Smith says the community aspect of Crossfit is the reason she keeps coming back – in fact she goes four to five times a week.

“I think it just fosters that, ‘let’s get together, let’s work out together,’ and the support,” Smith said. “I think it’s just a really good thing to do together.”

The challenging routine isn’t new – but Angie McNally, trainer at Crossfit Machine Shop in Sherwood Park, says it’s been growing in popularity over the past year.

'It's a little community that's really growing'

“It’s taking the boredom out of your exercise and making you do things you never thought you’d do,” McNally said.

“Fifty, 60-year-olds are climbing ropes, doing handstand pushups, pull-ups, it’s a little community that’s really growing.”

Last year, there were about 3,400 international Crossfit affiliates.

Now there are more than 5,000 and so many people are taking part in Crossfit that beginning this month, there will be World Crossfit Games in California – where the most extreme men and women will compete for the title of ‘Fittest on Earth.’

McNally says more people are turning to Crossfit because they see results.

“It’s full-packed for an hour and results are the first thing that come. Within two weeks, people are feeling better, more energy, within a month they’re seeing their body transform,” McNally said. “It sells itself.”

There’s no treadmill, bike, or elliptical machine in sight.

Instead, instructors use weights, pull-ups and sprinting to train.

Demand for high-intensity, quick workouts

Lisa Belanger, with the University of Alberta's Faculty of Physical Education and Recreation, says there’s a demand for quick workouts that pack a punch.

“There’s a lot of call for quick workouts, so being in and out of the facility within an hour to fit it into your schedule,” Belanger said.

Belanger encourages those interested in high-intensity workouts not to jump in too fast – or else you could be injured.

She advises against sitting for most of the work day and then going to do a high-intensity workout.

“It’s something that your body does need to build up to,” Belanger said.

“If you’re starting out, let them know this is your first class or your first session and they’ll usually bring you up to speed nicely, lighter weights at first and gradually building up.”

Smith says she’s amazed by the improvement she’s seen – particularly in her strength – since she started doing Crossfit.

“I probably went down two dress sizes and as well as being able to do say a 100-pound back squat to 225, I mean, that’s just strength.
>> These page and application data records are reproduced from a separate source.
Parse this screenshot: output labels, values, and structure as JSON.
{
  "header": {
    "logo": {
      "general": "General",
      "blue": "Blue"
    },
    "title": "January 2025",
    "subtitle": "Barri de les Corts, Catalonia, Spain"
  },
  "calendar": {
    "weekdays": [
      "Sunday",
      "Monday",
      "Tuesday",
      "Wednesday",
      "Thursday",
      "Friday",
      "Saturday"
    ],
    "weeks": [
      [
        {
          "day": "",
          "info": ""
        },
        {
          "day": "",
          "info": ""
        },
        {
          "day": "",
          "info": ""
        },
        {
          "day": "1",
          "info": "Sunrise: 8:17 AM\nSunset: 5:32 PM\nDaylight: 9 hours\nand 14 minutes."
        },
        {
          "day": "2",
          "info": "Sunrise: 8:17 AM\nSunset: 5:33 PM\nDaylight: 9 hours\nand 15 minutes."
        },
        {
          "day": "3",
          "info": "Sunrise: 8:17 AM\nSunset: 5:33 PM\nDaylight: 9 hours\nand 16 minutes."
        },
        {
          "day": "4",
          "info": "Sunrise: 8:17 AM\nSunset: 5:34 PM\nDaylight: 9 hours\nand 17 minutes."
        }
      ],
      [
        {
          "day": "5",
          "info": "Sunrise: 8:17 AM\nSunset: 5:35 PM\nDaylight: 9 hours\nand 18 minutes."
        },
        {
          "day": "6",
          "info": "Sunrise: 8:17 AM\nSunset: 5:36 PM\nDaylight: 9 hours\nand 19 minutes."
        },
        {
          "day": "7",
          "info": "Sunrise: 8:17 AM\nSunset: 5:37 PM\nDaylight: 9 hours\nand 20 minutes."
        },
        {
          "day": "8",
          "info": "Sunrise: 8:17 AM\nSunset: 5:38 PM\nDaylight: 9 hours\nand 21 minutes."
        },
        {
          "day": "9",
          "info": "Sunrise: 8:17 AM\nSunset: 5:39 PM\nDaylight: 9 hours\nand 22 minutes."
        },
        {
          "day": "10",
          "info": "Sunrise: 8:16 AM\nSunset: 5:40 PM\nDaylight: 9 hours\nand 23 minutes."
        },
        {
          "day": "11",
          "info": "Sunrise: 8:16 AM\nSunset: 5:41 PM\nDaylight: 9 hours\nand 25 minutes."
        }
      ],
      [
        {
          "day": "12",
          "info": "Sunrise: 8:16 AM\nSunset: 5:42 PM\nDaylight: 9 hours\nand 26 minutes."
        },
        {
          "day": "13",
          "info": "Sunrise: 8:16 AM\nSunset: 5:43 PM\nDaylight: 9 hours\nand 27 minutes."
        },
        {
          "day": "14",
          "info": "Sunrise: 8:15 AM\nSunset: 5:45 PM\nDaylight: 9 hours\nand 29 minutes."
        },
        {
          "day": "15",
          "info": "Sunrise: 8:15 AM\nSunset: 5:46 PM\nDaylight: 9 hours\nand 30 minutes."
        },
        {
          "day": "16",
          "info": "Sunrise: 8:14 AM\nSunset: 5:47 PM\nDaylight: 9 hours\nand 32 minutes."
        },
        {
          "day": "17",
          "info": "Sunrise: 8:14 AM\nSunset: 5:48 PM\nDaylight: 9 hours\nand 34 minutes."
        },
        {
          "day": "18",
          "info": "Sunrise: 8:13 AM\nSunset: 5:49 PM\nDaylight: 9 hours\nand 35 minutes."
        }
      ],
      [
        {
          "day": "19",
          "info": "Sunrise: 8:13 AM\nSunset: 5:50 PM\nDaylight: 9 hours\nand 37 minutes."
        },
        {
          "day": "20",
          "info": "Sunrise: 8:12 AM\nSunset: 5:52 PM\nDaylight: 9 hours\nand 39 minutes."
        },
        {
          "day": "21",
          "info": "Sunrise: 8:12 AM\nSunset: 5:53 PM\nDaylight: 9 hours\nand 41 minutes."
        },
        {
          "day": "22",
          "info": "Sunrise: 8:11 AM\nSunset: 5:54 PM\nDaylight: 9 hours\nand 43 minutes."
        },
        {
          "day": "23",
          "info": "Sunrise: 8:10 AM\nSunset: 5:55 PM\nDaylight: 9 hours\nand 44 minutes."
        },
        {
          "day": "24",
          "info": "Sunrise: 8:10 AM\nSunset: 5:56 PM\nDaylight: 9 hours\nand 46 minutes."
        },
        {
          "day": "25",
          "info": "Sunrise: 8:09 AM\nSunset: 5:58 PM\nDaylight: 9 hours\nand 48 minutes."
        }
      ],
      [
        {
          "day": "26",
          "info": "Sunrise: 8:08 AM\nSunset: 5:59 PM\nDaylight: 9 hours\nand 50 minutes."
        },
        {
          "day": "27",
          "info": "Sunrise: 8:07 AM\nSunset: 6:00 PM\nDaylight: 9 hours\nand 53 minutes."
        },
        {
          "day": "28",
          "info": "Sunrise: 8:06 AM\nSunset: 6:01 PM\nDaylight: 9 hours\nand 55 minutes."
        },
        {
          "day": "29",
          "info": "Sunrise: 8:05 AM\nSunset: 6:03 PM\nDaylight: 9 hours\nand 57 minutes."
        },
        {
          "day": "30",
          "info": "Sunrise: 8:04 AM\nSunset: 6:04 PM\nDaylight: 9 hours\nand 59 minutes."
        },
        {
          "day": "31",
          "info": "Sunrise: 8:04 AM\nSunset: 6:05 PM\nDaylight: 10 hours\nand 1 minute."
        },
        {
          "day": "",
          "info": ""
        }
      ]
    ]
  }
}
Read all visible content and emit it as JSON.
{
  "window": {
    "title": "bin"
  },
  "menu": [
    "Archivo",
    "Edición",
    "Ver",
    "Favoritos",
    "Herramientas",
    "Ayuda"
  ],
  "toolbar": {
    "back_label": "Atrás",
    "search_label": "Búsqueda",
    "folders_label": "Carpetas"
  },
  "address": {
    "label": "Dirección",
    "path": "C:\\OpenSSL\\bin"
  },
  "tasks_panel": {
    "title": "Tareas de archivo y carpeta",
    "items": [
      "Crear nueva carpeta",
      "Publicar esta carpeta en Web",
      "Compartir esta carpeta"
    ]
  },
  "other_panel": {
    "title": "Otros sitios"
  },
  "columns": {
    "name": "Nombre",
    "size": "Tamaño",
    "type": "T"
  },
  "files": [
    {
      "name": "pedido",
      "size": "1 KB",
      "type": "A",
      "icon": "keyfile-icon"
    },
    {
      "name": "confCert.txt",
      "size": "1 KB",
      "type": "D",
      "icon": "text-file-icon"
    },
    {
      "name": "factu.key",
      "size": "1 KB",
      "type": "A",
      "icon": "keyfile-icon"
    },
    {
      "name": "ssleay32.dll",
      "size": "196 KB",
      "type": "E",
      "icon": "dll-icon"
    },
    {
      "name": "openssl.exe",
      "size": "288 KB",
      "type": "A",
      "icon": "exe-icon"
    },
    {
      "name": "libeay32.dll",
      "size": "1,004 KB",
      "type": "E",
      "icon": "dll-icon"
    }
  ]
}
It’s been a great thing for my strength,” Smith said.

“I used to run three to four times a week and did marathons and never saw the change in my body like I’ve had here.”

With files from Carmen Leibel